## Feynman, Bethe and the beauty of mathematics

To those who do not know mathematics, it is difficult to get across a real feeling as to the beauty, the deepest beauty, of nature…If you want to learn about nature, to appreciate nature, it is necessary to understand the language that she speaks in.

The Character of Physical Law (1965)
Richard Feynman

This term I have been teaching a new first year undergraduate module, Mathematics for Computing, in which I have been trying to impart a little bit of love for mathematics. While we have covered a number of underpinning topics relevant to computer science, such as propositional logic, set theory and number theory, I have also tried to show that there are a multitude of clever little tricks that can make arithmetic and performing seemingly complex calculations that little bit easier. And in doing so, I was reminded of the mathematical prowess of Richard Feynman as well as Hans Bethe, Nobel laureate in physics and Feynman’s mentor during the Manhattan Project. Bethe is one of the few scientists who can make the claim of publishing a major paper in his field every decade of his career, which spanned nearly 70 years; Freeman Dyson called Bethe the “supreme problem solver of the 20th century.

An example of Bethe’s mastery of mental arithmetic was the squares-near-fifty trick (taken from Genius: The Life and Science of Richard Feynman by James Gleick):

When Bethe and Feynman went up against each other in games of calculating, they competed with special pleasure. Onlookers were often surprised, and not because the upstart Feynman bested his famous elder. On the contrary, more often the slow-speaking Bethe tended to outcompute Feynman. Early in the project they were working together on a formula that required the square of 48. Feymnan reached across his desk for the Marchant mechanical calculator.

Bethe said, “It’s twenty-three hundred.”

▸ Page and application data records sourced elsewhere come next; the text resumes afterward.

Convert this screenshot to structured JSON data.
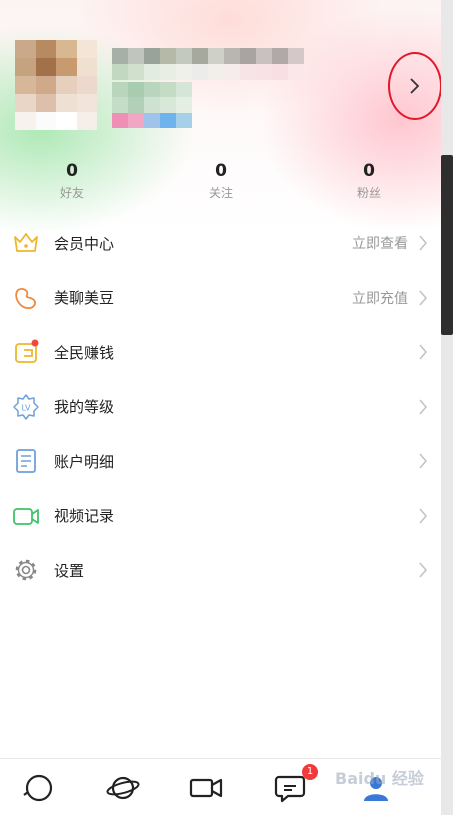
{
  "stats": [
    {
      "value": "0",
      "label": "好友"
    },
    {
      "value": "0",
      "label": "关注"
    },
    {
      "value": "0",
      "label": "粉丝"
    }
  ],
  "menu": [
    {
      "label": "会员中心",
      "value": "立即查看",
      "icon": "crown-icon"
    },
    {
      "label": "美聊美豆",
      "value": "立即充值",
      "icon": "bean-icon"
    },
    {
      "label": "全民赚钱",
      "value": "",
      "icon": "wallet-icon"
    },
    {
      "label": "我的等级",
      "value": "",
      "icon": "level-badge-icon"
    },
    {
      "label": "账户明细",
      "value": "",
      "icon": "document-icon"
    },
    {
      "label": "视频记录",
      "value": "",
      "icon": "video-camera-icon"
    },
    {
      "label": "设置",
      "value": "",
      "icon": "gear-icon"
    }
  ],
  "bottom_nav": {
    "items": [
      "home-circle-icon",
      "planet-icon",
      "video-camera-icon",
      "chat-icon",
      "profile-icon"
    ],
    "message_badge": "1"
  },
  "watermark": "Baidu 经验",
  "colors": {
    "highlight_circle": "#e0182a",
    "badge": "#f23a3a",
    "secondary_text": "#999999"
  }
}
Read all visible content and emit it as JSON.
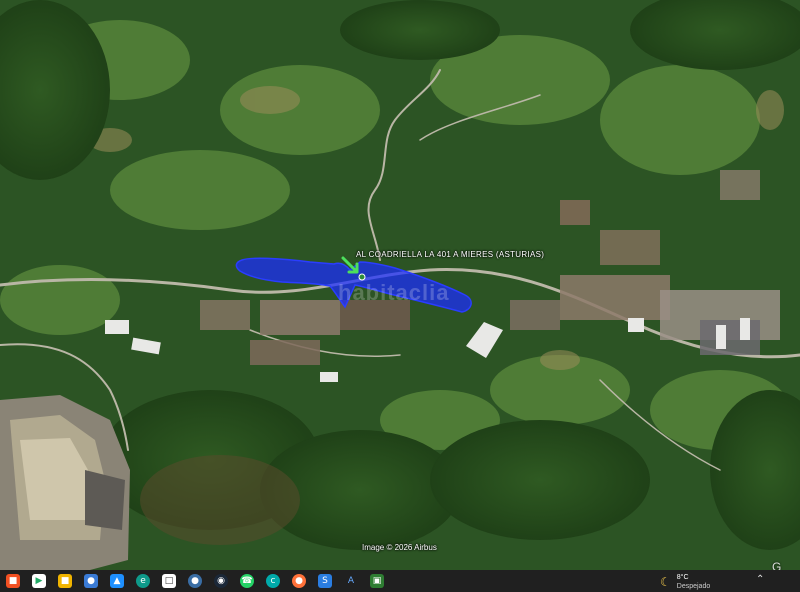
{
  "map": {
    "parcel_label": "AL COADRIELLA LA  401 A MIERES (ASTURIAS)",
    "attribution": "Image © 2026 Airbus",
    "watermark": "habitaclia",
    "google_mark": "G",
    "parcel_fill_color": "#1a2cff",
    "marker_color": "#4cdf5c"
  },
  "taskbar": {
    "icons": [
      "windows-start-icon",
      "app-icon",
      "file-explorer-icon",
      "network-icon",
      "photos-icon",
      "edge-icon",
      "document-icon",
      "python-icon",
      "steam-icon",
      "whatsapp-icon",
      "chat-icon",
      "firefox-icon",
      "app-s-icon",
      "app-a-icon",
      "app-green-icon"
    ],
    "weather": {
      "temperature": "8°C",
      "condition": "Despejado",
      "icon": "moon-icon"
    }
  }
}
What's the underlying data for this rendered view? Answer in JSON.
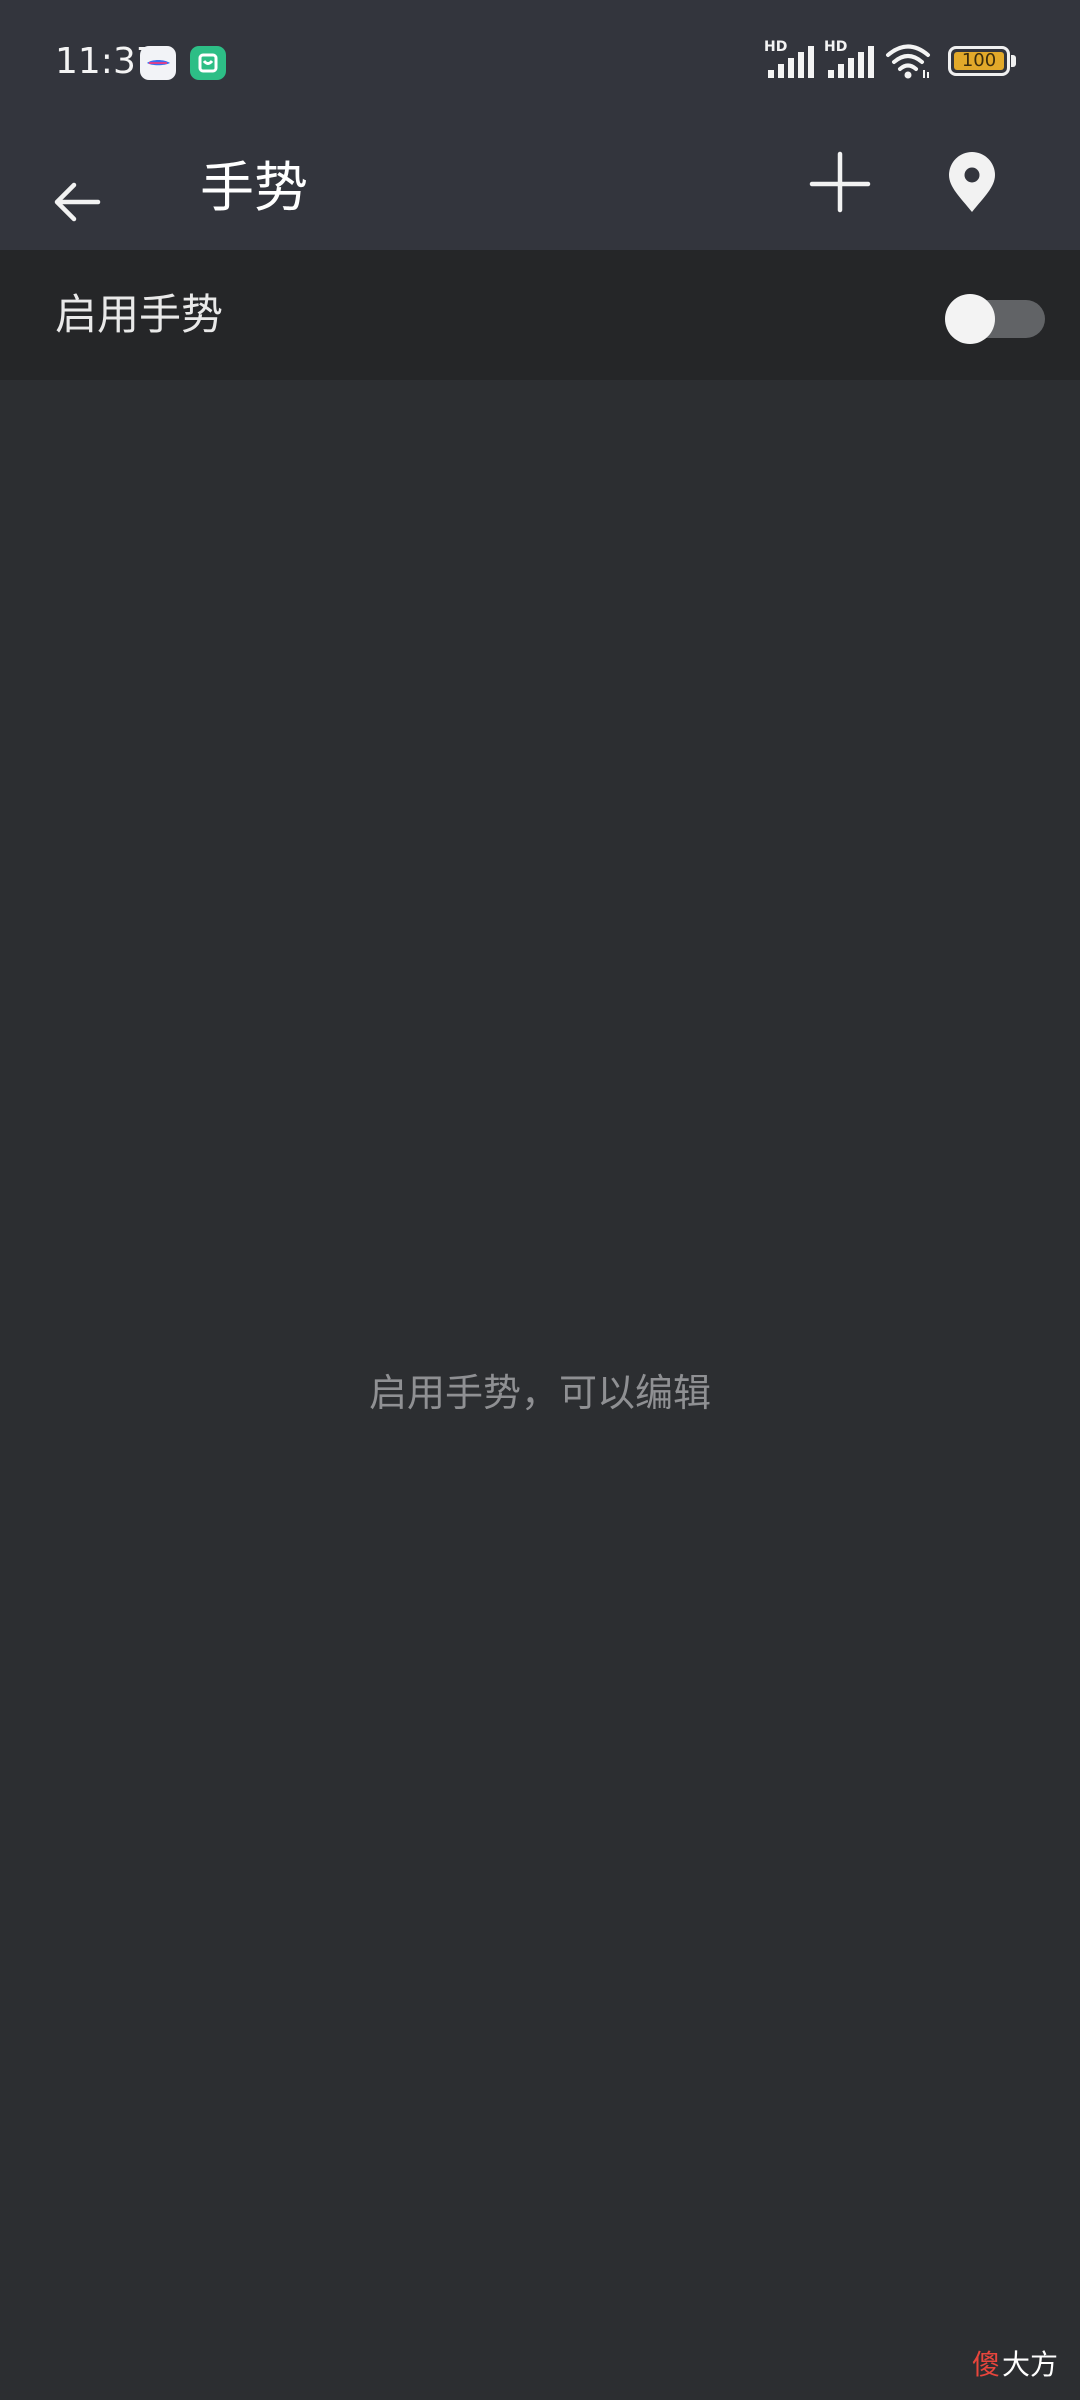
{
  "status_bar": {
    "time": "11:37",
    "notification_icons": [
      "ink-app-icon",
      "mi-home-app-icon"
    ],
    "signal_1_label": "HD",
    "signal_2_label": "HD",
    "battery_level": "100"
  },
  "app_bar": {
    "title": "手势",
    "back_icon": "arrow-left-icon",
    "add_icon": "plus-icon",
    "location_icon": "location-pin-icon"
  },
  "settings": {
    "enable_label": "启用手势",
    "enable_toggle_on": false
  },
  "empty_state": {
    "hint": "启用手势，可以编辑"
  },
  "watermark": {
    "text": "傻大方"
  },
  "colors": {
    "app_bar_bg": "#33353d",
    "row_bg": "#252628",
    "page_bg": "#2c2e31",
    "hint_text": "#8f9093",
    "battery_fill": "#e2a92a"
  }
}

Feynman started to punch the keys anyway. “You want to know exactly?” Bethe said. “It’s twenty-three hundred and four. Don’t you know how to take squares of numbers near fifty?” He explained the trick. Fifty squared is 2,500 (no thinking needed). For numbers a few more or less than 50, the approximate square is that many hundreds more or less than 2,500. Because 48 is 2 less than 50, 48 squared is 200 less than 2,500 — thus 2,300. To make a final tiny correction to the precise answer, just take that difference again — 2 — and square it. Thus 2,304.

Bethe’s trick is based on the following identity:

$(50 + x)^2 = 2500 + 100x + x^2$

For a more intuitive geometric proof of this formula, imagine a square patch of land that measures $50 + x$ on each side:

Its area is $(50 + x)^2$, which is the value we are looking for. As you can see in the diagram above, this area consists of a 50 by 50 square (which contributes the $2500$ to the formula), two rectangles of dimensions 50 by x (each contributing an area of $50x$, for a combined total of $100x$), and finally the small x by x square, which gives an area of $x^2$, the final term in Bethe’s formula.

While Feynman had internalised an apparatus for handling far more difficult calculations (for which he became famous for at Los Alamos, such as summing the terms of infinite series or inventing a new and general method for solving third-order differential equations), Bethe impressed him with a mastery of mental arithmetic that showed he had built up a huge repertoire of these easy tricks, enough to cover the whole landscape of small numbers. Bethe knew instinctively that the difference between two successive squares is always an odd number (the sum of the numbers being squared); that fact, and the fact that 50 is half of 100, gave rise to the squares-near-fifty trick.

Unfortunately, the skill of mental arithmetic that did so much to establish Bethe’s (as well as Feynman’s) legend was doomed to a quick obsolescence in the age of machine computation — it appears to be a dead skill today.